King's user base is not only much larger than Activision's, but it also spans a much broader geographic region. That situation opens up opportunities for Activision to cross-promote its own titles within King's user base, particularly in the rapidly growing region of Asia, as Activision COO Thomas Tippi pointed out on the company's recent earnings call.
But revenue is falling
It's always dangerous to acquire a company with declining revenue, especially one that's a supposed leader in a high-growth market. The mobile games market is expected to grow from $36 billion this year to $55 billion by 2019.
The biggest driver behind the decline is the maturation of Candy Crush Saga. A decrease in gameplay is to be expected as any title ages. Still, the game has been remarkably resilient compared with other mobile games that hit the top of the mobile charts, and it still ranks as the third-highest grossing app in the U.S. on both iOS and Android.
If you discount Candy Crush Saga's gross bookings, King's gross bookings continue to climb as its portfolio of games expands. Last quarter, gross bookings from games not called Candy Crush Saga increased 14% year-over-year. So even though the company hasn't made another hit on that scale, it's not completely failing to grow its business outside its most popular game.
Home runs are few and far between in the mobile game space.

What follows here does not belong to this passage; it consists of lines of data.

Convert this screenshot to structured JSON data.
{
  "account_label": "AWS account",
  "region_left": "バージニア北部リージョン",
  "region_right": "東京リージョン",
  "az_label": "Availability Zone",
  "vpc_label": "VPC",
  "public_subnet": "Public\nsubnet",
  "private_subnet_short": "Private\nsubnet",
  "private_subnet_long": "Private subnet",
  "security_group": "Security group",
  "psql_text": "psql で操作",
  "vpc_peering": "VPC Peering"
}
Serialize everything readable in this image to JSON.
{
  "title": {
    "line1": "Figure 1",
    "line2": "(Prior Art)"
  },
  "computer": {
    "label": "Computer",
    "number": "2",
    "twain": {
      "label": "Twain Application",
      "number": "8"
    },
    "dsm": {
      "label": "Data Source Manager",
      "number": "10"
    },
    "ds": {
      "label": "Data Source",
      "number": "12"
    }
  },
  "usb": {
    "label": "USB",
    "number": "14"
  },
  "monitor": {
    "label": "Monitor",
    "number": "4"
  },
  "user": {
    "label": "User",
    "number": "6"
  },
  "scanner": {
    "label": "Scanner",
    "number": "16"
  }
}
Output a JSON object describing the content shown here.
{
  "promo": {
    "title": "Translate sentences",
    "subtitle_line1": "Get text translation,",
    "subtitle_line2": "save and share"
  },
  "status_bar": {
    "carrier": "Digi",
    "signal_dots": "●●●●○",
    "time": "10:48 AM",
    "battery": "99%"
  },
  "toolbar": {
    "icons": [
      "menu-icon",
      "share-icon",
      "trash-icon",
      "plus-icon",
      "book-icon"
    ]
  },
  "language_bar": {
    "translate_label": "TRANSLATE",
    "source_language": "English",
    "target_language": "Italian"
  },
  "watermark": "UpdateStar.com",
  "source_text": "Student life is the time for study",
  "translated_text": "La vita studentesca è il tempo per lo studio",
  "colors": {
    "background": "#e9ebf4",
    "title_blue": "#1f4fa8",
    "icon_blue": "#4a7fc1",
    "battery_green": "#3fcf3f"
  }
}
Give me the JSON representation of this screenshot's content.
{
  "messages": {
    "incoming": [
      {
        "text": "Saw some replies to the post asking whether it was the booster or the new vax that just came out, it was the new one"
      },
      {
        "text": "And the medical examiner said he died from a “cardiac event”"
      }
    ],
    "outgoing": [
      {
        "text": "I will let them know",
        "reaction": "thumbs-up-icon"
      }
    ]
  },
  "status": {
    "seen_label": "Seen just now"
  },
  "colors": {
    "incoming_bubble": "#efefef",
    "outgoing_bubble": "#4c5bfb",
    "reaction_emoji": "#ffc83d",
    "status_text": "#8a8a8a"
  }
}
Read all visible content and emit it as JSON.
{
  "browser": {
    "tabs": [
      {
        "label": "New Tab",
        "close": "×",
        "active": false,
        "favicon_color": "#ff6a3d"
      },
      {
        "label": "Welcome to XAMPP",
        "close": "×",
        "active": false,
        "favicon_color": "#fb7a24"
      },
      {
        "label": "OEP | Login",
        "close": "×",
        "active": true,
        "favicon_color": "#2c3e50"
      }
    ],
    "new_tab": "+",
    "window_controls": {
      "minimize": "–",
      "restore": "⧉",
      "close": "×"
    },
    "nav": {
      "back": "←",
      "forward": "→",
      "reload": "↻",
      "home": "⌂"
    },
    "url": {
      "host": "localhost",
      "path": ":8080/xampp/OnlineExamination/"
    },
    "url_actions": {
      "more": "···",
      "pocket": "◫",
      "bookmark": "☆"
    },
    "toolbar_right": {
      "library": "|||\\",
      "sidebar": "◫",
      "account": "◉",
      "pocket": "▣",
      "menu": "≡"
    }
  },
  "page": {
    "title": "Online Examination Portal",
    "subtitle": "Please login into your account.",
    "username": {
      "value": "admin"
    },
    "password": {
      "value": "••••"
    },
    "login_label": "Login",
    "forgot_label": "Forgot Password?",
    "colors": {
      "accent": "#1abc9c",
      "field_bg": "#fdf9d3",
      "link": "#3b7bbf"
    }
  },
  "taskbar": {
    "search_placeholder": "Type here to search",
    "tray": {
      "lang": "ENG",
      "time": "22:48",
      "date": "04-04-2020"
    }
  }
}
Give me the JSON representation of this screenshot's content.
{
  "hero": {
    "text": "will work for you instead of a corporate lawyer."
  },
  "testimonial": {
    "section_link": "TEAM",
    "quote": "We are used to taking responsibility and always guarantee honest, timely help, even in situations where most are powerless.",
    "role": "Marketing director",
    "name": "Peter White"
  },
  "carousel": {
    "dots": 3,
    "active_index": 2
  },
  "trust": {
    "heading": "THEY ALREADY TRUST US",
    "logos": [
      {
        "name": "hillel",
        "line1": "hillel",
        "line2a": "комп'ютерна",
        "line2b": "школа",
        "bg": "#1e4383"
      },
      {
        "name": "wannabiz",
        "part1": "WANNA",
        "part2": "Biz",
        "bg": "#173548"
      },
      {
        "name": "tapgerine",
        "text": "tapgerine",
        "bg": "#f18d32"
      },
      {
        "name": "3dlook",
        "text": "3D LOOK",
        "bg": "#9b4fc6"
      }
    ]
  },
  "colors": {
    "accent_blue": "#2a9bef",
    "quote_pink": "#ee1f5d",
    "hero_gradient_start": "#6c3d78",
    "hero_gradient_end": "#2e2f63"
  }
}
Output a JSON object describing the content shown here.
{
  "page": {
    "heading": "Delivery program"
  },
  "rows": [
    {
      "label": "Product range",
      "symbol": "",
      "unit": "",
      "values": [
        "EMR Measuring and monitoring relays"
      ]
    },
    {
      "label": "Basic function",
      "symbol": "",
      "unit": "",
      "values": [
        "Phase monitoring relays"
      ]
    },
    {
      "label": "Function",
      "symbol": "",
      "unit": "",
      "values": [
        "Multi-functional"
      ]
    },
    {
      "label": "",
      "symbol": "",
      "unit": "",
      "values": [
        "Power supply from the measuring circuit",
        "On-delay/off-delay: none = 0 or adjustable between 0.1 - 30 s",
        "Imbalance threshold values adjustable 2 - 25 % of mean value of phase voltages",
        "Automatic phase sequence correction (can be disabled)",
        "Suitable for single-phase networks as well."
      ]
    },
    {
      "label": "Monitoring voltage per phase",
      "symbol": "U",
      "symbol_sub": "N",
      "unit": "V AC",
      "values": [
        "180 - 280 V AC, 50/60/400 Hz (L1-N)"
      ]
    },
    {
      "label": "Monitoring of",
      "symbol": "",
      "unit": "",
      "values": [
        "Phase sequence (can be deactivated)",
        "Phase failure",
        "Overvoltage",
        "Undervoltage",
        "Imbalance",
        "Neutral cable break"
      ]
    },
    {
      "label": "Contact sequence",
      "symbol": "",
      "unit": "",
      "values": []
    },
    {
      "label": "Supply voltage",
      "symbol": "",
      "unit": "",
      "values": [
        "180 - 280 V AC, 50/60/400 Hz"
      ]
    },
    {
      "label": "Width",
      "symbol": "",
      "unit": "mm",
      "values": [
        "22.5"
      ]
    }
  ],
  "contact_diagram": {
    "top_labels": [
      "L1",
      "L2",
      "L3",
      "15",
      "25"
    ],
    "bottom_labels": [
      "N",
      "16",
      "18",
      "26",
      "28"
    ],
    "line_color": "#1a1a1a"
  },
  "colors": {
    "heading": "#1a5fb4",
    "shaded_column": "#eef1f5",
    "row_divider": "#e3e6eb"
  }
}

The best way to hit one is to take lots of swings.
Keeping up with Electronic Arts
Just 5% of Activision's net revenue comes from mobile gaming, including mobile consoles. Comparatively, Electronic Arts generates 15% of its revenue from mobile games.
Electronic Arts doesn't have any particularly outstanding mobile hits to its name, but it has capitalized on its Madden franchise and the acquisition of PopCap to drive growth. It also has a huge portfolio spanning over 50 titles. In other words, it has taken a lot of swings. And while it doesn't have any real home runs to its name (Plants vs. Zombies was released before EA's acquisition of PopCap), it has a couple of doubles. As a result, mobile has become an increasingly large piece of Electronic Arts' top line.
With the acquisition of King, mobile will start to make up a significant portion of total revenue. King generated $414 million in gross bookings from mobile last quarter, compared with $904 million in total net revenue for Activision. Activision's console and PC gaming business lengthens the runway for King to continue taking swings even as Candy Crush revenue continues to fall. At the very least, King seems to be able to make profitable games due to its existing user base.
Adam Levy has no position in any stocks mentioned. The Motley Fool owns shares of and recommends Activision Blizzard. Try any of our Foolish newsletter services free for 30 days. We Fools may not all hold the same opinions, but we all believe that considering a diverse range of insights makes us better investors. The Motley Fool has a disclosure policy.